======== RECORDS FOR PROCESSING

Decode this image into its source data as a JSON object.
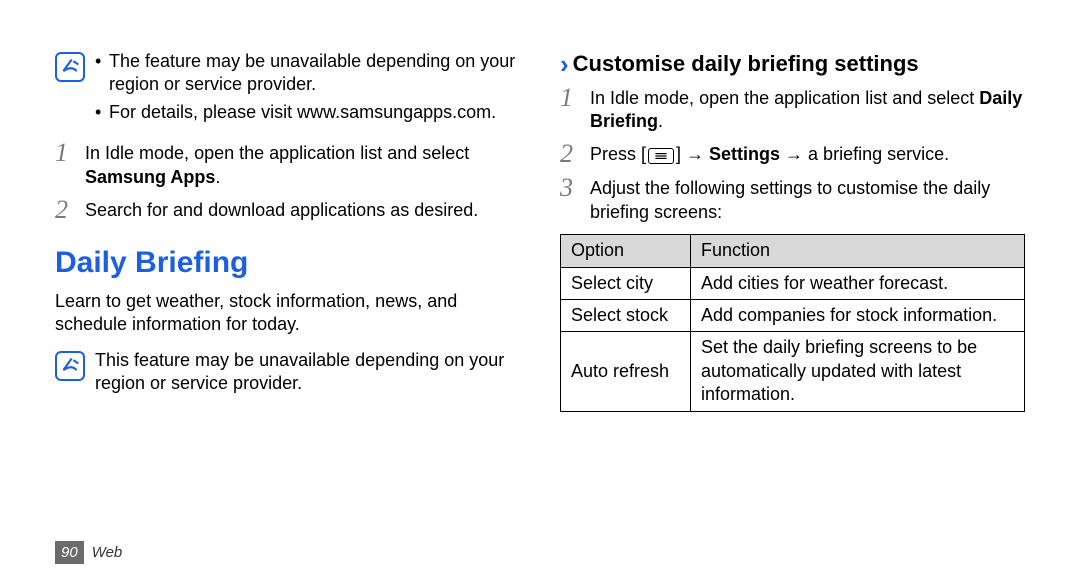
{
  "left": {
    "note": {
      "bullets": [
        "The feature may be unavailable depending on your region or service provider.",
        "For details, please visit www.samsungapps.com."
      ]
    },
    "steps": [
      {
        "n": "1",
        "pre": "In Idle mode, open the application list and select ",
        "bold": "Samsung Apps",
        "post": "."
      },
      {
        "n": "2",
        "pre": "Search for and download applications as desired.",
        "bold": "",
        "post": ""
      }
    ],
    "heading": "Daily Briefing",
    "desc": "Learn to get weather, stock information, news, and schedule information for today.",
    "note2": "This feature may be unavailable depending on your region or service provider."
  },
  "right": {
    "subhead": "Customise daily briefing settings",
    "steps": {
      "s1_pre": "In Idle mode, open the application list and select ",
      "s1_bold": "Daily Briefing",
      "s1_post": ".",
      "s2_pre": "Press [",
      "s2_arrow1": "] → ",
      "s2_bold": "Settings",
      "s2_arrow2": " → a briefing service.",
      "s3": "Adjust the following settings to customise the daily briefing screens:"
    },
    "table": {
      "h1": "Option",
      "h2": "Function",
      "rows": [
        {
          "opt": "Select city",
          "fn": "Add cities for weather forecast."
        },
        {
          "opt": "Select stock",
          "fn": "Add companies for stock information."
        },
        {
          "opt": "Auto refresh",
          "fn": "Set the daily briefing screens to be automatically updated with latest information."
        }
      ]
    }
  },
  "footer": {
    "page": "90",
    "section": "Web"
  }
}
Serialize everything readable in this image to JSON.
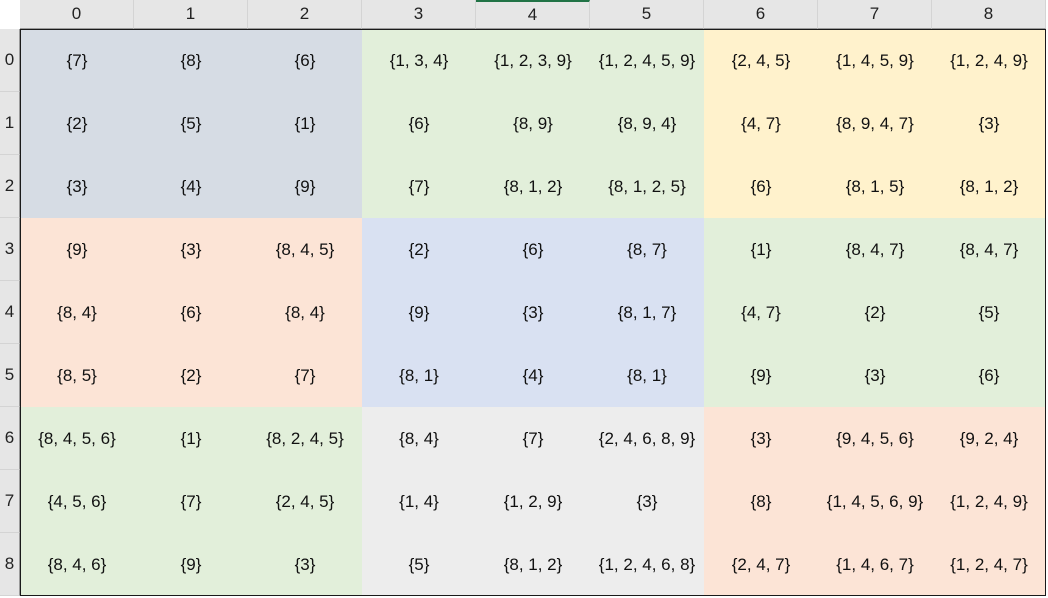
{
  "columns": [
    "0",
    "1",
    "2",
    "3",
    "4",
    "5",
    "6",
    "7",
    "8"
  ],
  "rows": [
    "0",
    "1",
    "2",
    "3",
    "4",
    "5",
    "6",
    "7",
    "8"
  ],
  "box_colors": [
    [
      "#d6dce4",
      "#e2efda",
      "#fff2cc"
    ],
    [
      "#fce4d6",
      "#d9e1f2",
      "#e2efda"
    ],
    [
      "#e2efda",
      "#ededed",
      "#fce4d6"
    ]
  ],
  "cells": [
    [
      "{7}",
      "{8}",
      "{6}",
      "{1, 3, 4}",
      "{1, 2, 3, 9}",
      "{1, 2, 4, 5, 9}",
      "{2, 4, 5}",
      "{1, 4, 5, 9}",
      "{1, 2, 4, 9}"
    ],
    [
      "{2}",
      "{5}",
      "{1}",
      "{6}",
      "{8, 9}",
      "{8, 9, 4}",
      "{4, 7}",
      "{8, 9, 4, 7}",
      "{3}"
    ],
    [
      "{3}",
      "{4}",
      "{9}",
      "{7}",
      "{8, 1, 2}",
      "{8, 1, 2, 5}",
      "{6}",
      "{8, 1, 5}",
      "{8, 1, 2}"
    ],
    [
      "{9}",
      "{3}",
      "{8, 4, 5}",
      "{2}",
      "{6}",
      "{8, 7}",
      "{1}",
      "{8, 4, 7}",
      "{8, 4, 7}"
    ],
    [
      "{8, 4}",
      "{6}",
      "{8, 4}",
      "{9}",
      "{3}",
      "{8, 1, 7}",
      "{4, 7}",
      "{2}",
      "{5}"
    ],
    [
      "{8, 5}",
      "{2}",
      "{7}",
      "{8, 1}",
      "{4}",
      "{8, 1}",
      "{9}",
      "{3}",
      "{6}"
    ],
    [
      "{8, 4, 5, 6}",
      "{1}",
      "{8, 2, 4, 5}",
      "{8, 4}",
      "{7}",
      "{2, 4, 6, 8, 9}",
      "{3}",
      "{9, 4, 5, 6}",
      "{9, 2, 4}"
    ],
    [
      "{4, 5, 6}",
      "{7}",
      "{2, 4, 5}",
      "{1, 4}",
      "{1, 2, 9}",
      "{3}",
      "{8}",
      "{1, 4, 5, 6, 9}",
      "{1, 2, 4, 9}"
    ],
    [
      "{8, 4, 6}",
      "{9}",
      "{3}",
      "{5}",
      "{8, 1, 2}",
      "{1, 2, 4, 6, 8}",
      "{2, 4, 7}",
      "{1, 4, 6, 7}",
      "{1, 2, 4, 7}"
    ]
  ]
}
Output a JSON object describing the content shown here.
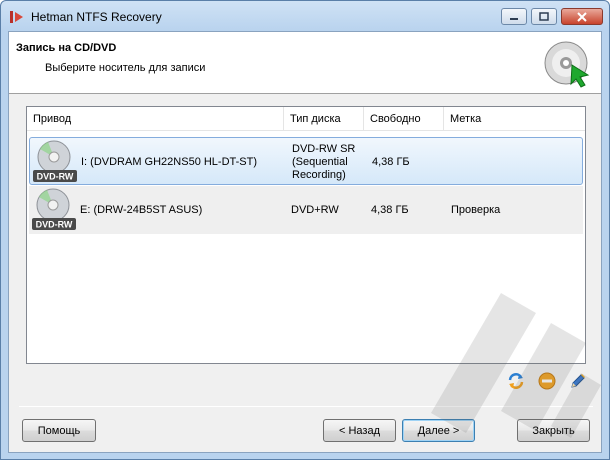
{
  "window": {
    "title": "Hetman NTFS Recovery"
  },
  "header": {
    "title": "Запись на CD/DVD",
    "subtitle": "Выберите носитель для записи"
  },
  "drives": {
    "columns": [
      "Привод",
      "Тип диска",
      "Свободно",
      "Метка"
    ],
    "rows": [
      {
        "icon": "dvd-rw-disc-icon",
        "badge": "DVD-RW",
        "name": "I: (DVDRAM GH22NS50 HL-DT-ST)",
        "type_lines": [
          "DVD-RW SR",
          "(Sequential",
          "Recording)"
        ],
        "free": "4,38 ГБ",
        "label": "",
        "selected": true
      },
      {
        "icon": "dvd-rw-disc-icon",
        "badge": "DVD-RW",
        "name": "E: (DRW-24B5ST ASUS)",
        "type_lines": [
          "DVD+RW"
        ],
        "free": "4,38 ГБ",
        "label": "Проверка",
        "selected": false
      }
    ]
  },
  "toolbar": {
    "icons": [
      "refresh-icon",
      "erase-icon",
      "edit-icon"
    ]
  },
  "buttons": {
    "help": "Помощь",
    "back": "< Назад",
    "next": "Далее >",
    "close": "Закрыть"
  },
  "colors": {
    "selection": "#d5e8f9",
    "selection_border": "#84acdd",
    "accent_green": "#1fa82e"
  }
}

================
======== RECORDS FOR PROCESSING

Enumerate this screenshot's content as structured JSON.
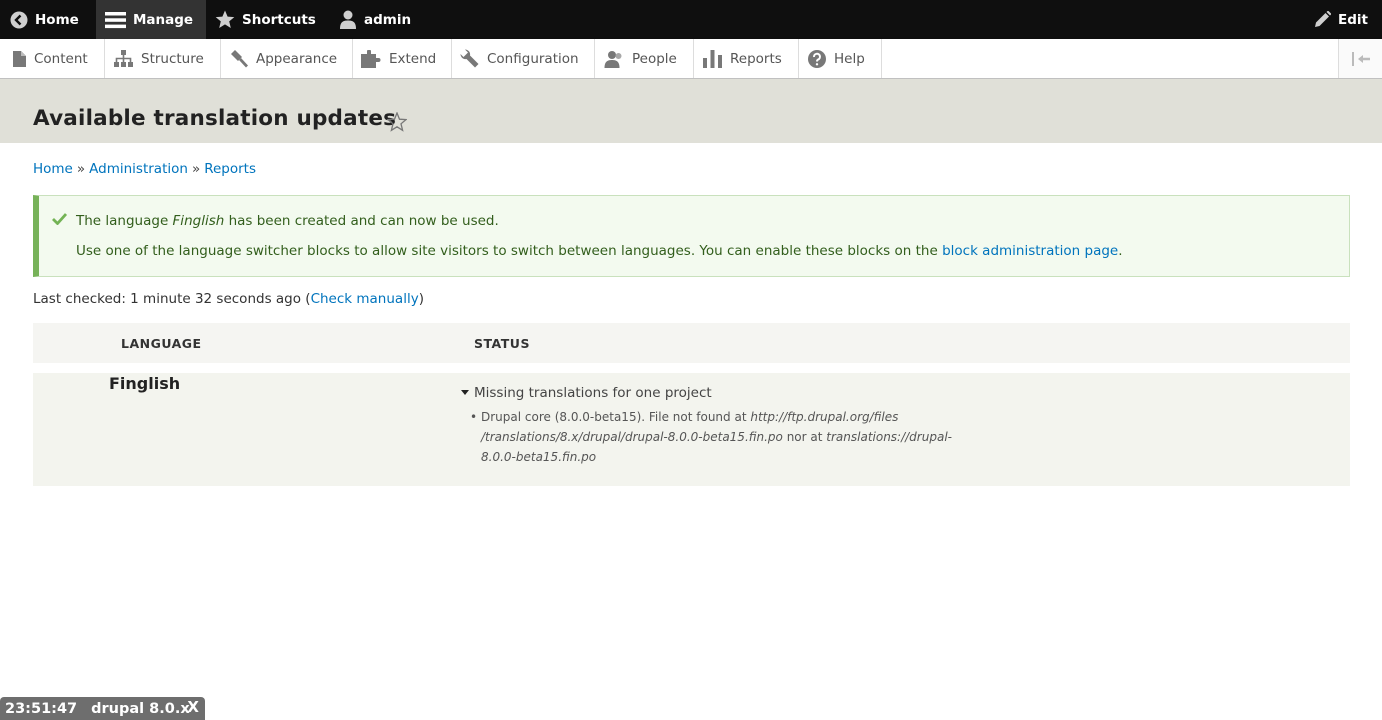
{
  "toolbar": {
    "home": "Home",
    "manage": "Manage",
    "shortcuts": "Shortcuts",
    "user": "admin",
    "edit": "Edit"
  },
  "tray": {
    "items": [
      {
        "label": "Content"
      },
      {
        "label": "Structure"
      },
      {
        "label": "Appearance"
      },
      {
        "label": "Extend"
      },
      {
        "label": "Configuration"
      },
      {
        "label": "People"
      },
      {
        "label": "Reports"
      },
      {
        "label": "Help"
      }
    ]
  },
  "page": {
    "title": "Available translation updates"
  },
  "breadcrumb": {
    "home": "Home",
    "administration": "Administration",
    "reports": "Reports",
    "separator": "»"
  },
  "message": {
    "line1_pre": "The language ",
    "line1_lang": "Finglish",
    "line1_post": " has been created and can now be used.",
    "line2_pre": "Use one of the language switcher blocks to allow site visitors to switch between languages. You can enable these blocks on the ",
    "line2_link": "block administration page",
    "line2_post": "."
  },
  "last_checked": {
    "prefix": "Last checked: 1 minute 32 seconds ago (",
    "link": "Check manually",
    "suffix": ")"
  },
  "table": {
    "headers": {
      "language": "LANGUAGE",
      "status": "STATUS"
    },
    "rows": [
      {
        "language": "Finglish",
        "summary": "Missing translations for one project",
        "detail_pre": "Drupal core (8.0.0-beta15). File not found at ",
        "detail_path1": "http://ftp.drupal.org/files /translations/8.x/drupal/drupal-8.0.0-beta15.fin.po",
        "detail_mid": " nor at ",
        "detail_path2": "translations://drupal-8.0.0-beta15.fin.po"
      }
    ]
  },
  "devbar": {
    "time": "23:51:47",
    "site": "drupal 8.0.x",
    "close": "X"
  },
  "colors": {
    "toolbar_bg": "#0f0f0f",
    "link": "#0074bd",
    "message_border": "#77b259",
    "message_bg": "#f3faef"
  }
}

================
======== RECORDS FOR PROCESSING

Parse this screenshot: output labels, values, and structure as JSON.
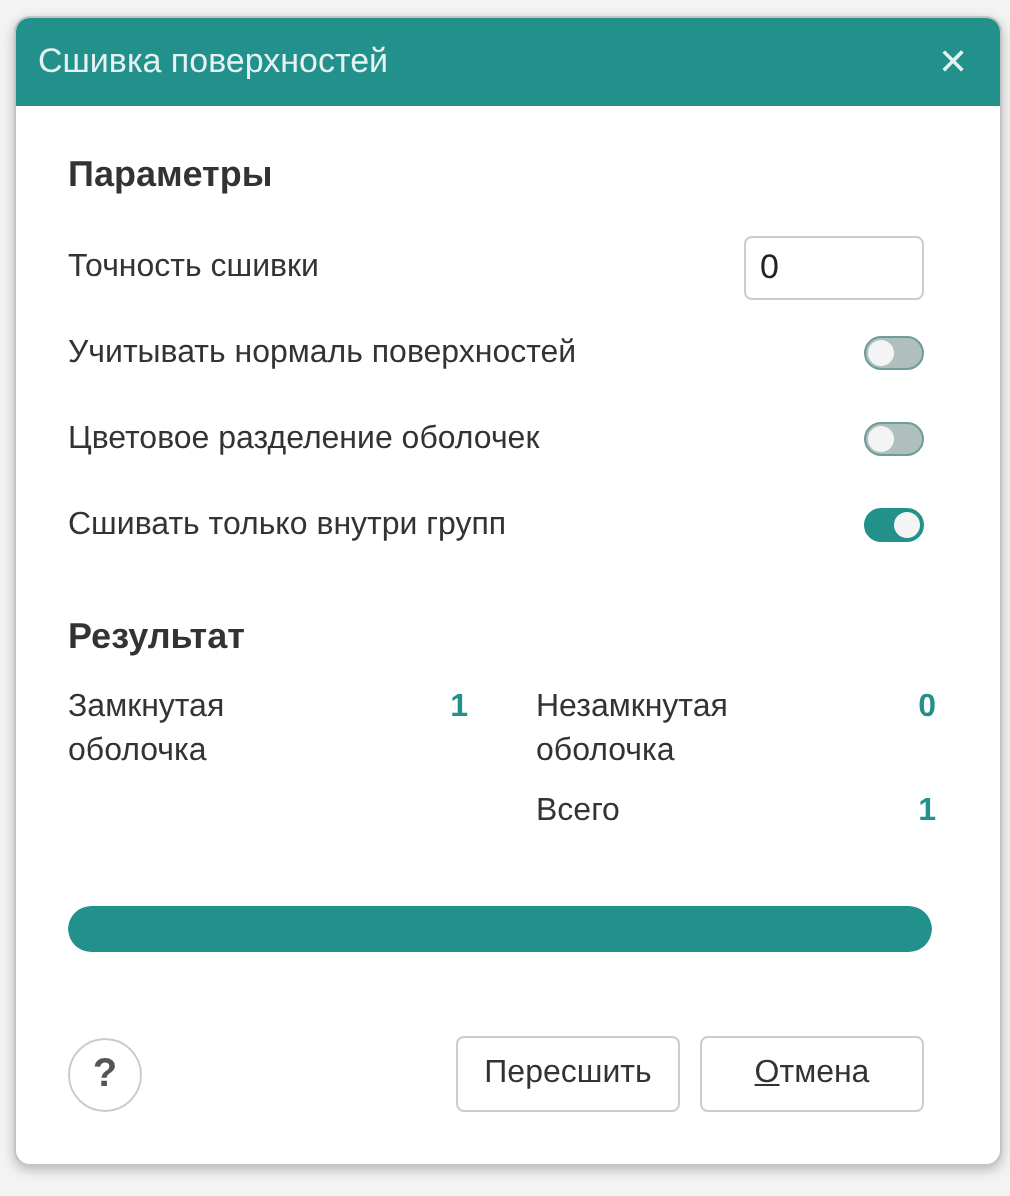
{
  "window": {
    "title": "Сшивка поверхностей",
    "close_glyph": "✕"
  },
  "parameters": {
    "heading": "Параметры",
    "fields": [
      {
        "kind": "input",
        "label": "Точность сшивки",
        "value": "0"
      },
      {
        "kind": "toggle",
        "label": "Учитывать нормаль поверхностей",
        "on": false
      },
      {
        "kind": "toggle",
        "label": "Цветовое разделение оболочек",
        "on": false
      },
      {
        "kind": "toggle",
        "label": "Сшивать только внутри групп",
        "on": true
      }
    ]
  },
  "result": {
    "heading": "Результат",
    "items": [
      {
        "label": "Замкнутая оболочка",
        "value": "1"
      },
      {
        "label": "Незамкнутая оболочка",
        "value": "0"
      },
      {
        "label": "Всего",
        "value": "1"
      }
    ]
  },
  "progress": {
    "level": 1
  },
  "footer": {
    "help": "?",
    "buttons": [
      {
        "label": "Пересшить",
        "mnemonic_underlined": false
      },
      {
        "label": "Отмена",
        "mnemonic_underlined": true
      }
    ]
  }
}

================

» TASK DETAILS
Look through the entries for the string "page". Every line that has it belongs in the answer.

» PROBLEM SOLUTION
    "page": "90",
  "page": {
    "line2_link": "block administration page",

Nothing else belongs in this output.